Yang, J., University of Massachusetts Amherst
Ramasubramaniam, A., University of Massachusetts Amherst
Dauenhauer, P., University of Massachusetts Amherst

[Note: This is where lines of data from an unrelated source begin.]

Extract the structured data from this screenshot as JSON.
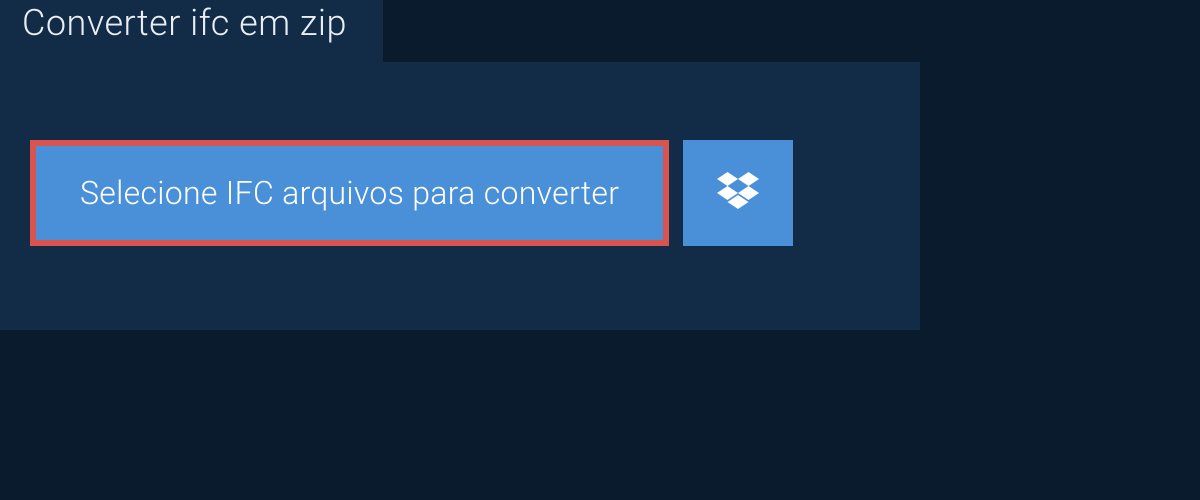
{
  "tab": {
    "title": "Converter ifc em zip"
  },
  "actions": {
    "select_files_label": "Selecione IFC arquivos para converter"
  }
}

Biomass has potential as a renewable and sustainable source for several major basic feedstocks for the chemical industry. Unlike conventional catalysts, biological catalysts exhibit the ability to selectively manipulate functional groups from a mix of highly oxygenated polymers typically found in biomass derivatives. Conversely, thermochemical processes are typically several orders of magnitude faster than biological processes. Therefore, an important technical barrier to developing a viable basic feedstock process will be understanding the optimum combination of biological and thermochemical reaction steps. We present density functional theory (DFT) studies of surface interactions of selected biomass-derived multifunctional, oxygenated aromatic compounds on Pt (111) surfaces and on supported Pt nanoclusters. Transition states and energy barriers for hydrogenation of these compounds are computed using the nudged-elastic band method. In conjunction with first principles statistical mechanics methods, these data are used to develop a microkinetic model and compared with existing experimental data.